When you have something that’s broken, do you fix it or throw it away? Many of the products we buy today, especially electronics, have become disposable commodities that are more cost-effective to replace than repair.
Unfortunately, this same attitude has transferred over to many other areas of lives, particularly relationships. If a relationship no longer works for us, we’re quick to throw it away and look for another one to replace it. In describing the generational attitude of her parents who recently celebrated their 35th anniversary, an acquaintance said “they are of a generation that when something broke, they fixed it instead of throwing it away.” She was specifically talking about their view on relationships, not possessions.
It got me thinking about the value we place on relationships at work. When a relationship needs repairing in the workplace, what’s your instinct? Do you try to fix it or just throw it away?
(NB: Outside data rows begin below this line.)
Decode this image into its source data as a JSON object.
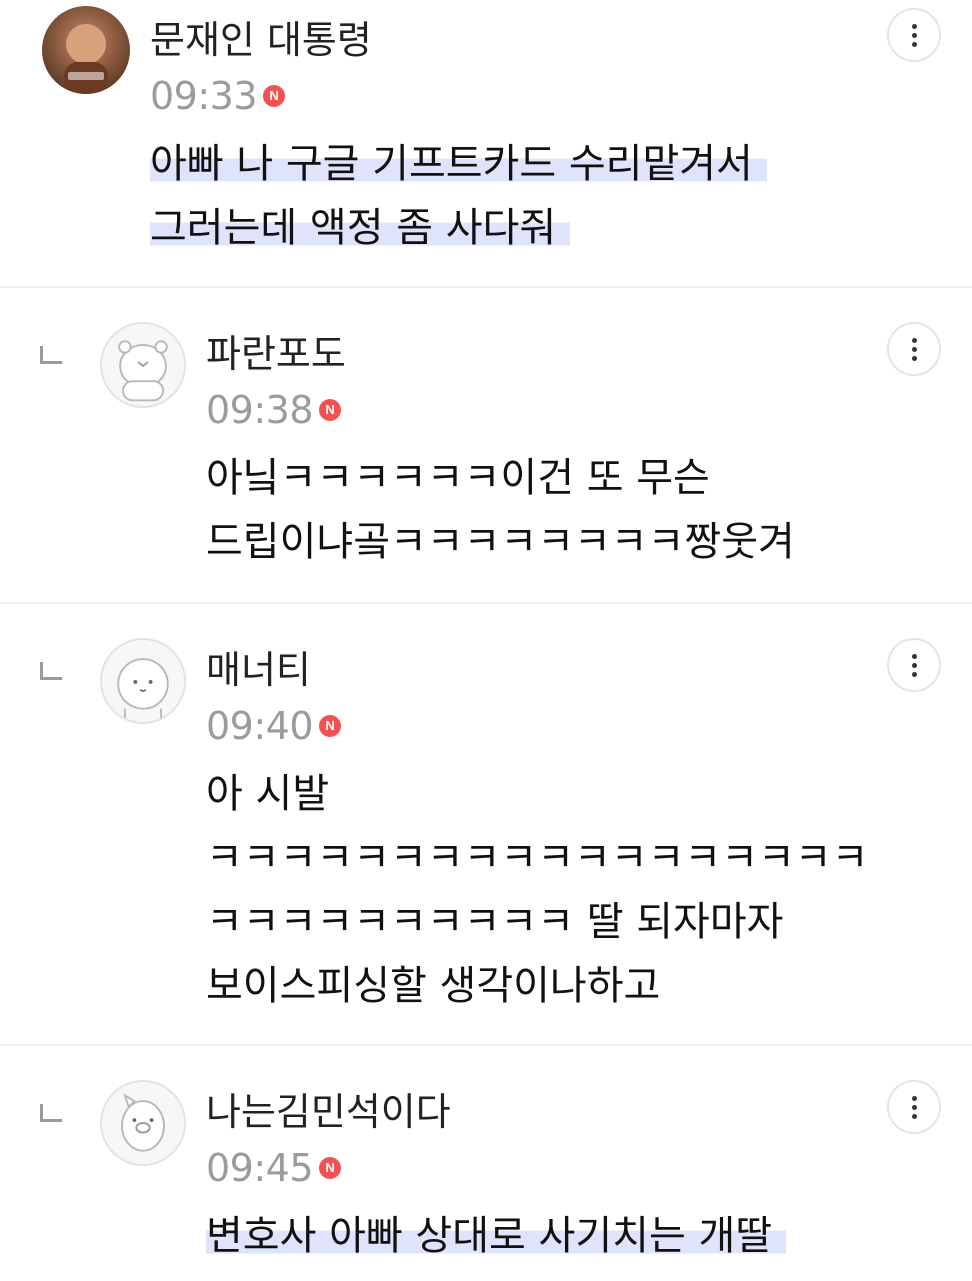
{
  "comments": [
    {
      "nickname": "문재인 대통령",
      "time": "09:33",
      "badge": "N",
      "lines": [
        "아빠 나 구글 기프트카드 수리맡겨서",
        "그러는데 액정 좀 사다줘"
      ],
      "highlighted": true
    },
    {
      "nickname": "파란포도",
      "time": "09:38",
      "badge": "N",
      "lines": [
        "아닠ㅋㅋㅋㅋㅋㅋ이건 또 무슨",
        "드립이냐곸ㅋㅋㅋㅋㅋㅋㅋㅋ짱웃겨"
      ],
      "highlighted": false
    },
    {
      "nickname": "매너티",
      "time": "09:40",
      "badge": "N",
      "lines": [
        "아 시발",
        "ㅋㅋㅋㅋㅋㅋㅋㅋㅋㅋㅋㅋㅋㅋㅋㅋㅋㅋ",
        "ㅋㅋㅋㅋㅋㅋㅋㅋㅋㅋ 딸 되자마자",
        "보이스피싱할 생각이나하고"
      ],
      "highlighted": false
    },
    {
      "nickname": "나는김민석이다",
      "time": "09:45",
      "badge": "N",
      "lines": [
        "변호사 아빠 상대로 사기치는 개딸"
      ],
      "highlighted": true
    }
  ],
  "icons": {
    "more": "more-vertical-icon",
    "reply": "reply-arrow-icon",
    "new": "new-badge-icon"
  },
  "colors": {
    "highlight": "#dfe3fb",
    "new_badge": "#f25151",
    "time": "#9b9b9b",
    "divider": "#ececec"
  }
}
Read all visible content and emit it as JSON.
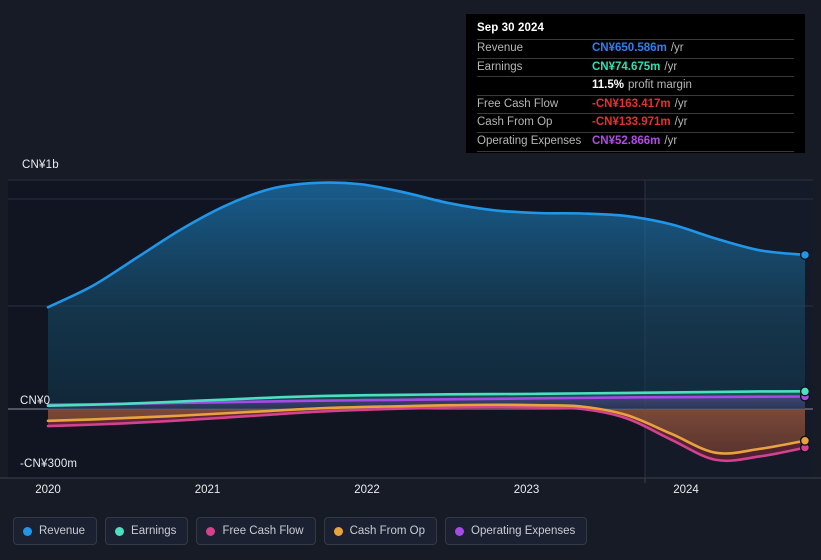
{
  "chart_data": {
    "type": "area",
    "title": "",
    "xlabel": "",
    "ylabel": "",
    "currency": "CN¥",
    "x_ticks": [
      "2020",
      "2021",
      "2022",
      "2023",
      "2024"
    ],
    "y_ticks": [
      "CN¥1b",
      "CN¥0",
      "-CN¥300m"
    ],
    "ylim": [
      -300,
      1000
    ],
    "grid": true,
    "legend_position": "bottom",
    "forecast_divider_year": "2023.8",
    "series": [
      {
        "name": "Revenue",
        "color": "#2196e8",
        "values": [
          430,
          520,
          640,
          760,
          860,
          930,
          955,
          950,
          915,
          870,
          840,
          828,
          826,
          815,
          780,
          720,
          670,
          651
        ]
      },
      {
        "name": "Earnings",
        "color": "#4ae0c0",
        "values": [
          14,
          18,
          24,
          32,
          40,
          48,
          54,
          58,
          60,
          62,
          63,
          64,
          66,
          68,
          70,
          72,
          74,
          74.675
        ]
      },
      {
        "name": "Free Cash Flow",
        "color": "#d4418e",
        "values": [
          -72,
          -66,
          -58,
          -48,
          -36,
          -24,
          -12,
          -4,
          2,
          6,
          8,
          6,
          0,
          -40,
          -130,
          -215,
          -200,
          -163.417
        ]
      },
      {
        "name": "Cash From Op",
        "color": "#e8a33d",
        "values": [
          -50,
          -44,
          -36,
          -28,
          -18,
          -8,
          2,
          8,
          12,
          16,
          18,
          16,
          10,
          -26,
          -105,
          -185,
          -168,
          -133.971
        ]
      },
      {
        "name": "Operating Expenses",
        "color": "#a64ae8",
        "values": [
          18,
          20,
          23,
          26,
          29,
          32,
          35,
          37,
          39,
          41,
          43,
          45,
          47,
          49,
          50,
          51,
          52,
          52.866
        ]
      }
    ]
  },
  "axis": {
    "y_top_label": "CN¥1b",
    "y_zero_label": "CN¥0",
    "y_bottom_label": "-CN¥300m",
    "x_labels": [
      "2020",
      "2021",
      "2022",
      "2023",
      "2024"
    ]
  },
  "tooltip": {
    "date": "Sep 30 2024",
    "rows": [
      {
        "key": "Revenue",
        "value": "CN¥650.586m",
        "unit": "/yr",
        "color": "#2f7ff0"
      },
      {
        "key": "Earnings",
        "value": "CN¥74.675m",
        "unit": "/yr",
        "color": "#2ee0b0"
      },
      {
        "key": "",
        "value": "11.5%",
        "unit": "profit margin",
        "color": "#ffffff"
      },
      {
        "key": "Free Cash Flow",
        "value": "-CN¥163.417m",
        "unit": "/yr",
        "color": "#e8302e"
      },
      {
        "key": "Cash From Op",
        "value": "-CN¥133.971m",
        "unit": "/yr",
        "color": "#e8302e"
      },
      {
        "key": "Operating Expenses",
        "value": "CN¥52.866m",
        "unit": "/yr",
        "color": "#b44ae8"
      }
    ]
  },
  "legend": {
    "items": [
      {
        "label": "Revenue",
        "color": "#2196e8"
      },
      {
        "label": "Earnings",
        "color": "#4ae0c0"
      },
      {
        "label": "Free Cash Flow",
        "color": "#d4418e"
      },
      {
        "label": "Cash From Op",
        "color": "#e8a33d"
      },
      {
        "label": "Operating Expenses",
        "color": "#a64ae8"
      }
    ]
  }
}
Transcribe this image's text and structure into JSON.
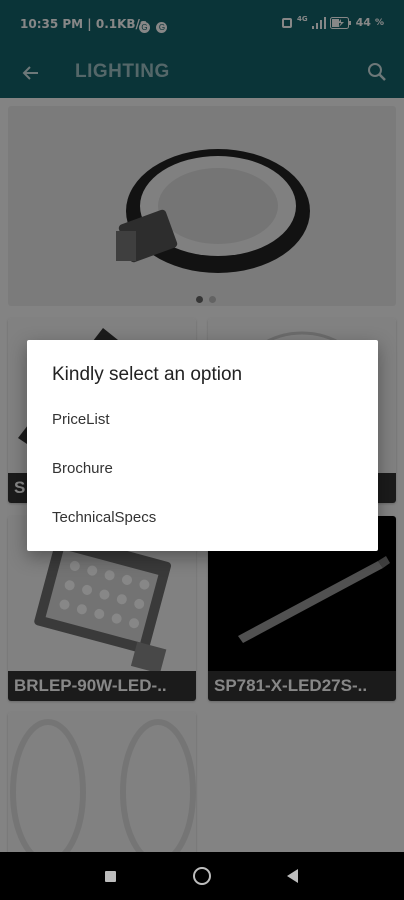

Relationships have an inherent value that goes beyond the surface-level, transactional nature of workplace interactions, and each exchange you have with a co-worker is an opportunity to enrich or degrade the relationship. My friend Jon Mertz recently wrote a blog article about the importance of understanding the type of “wake” you leave behind in your interactions with others. People interested in building high-trust relationships understand the importance of leaving behind a wake of integrity, sincerity, and authenticity in their associations with colleagues.
When it comes to repairing a broken relationship, if it’s important to you, you’ll find a way. If not, you’ll find an excuse.
Granted, it takes two people to be in relationship, and if one party isn’t willing to fix what’s broken, it may not be possible to fully repair it. However, the only thing that each of us ultimately controls is our own actions. Leading with trust means reaching for the greater good that exists within us, placing a premium value on our relationships, and making the effort to repair what’s broken rather than throwing it away. Relationships aren’t easily replaced.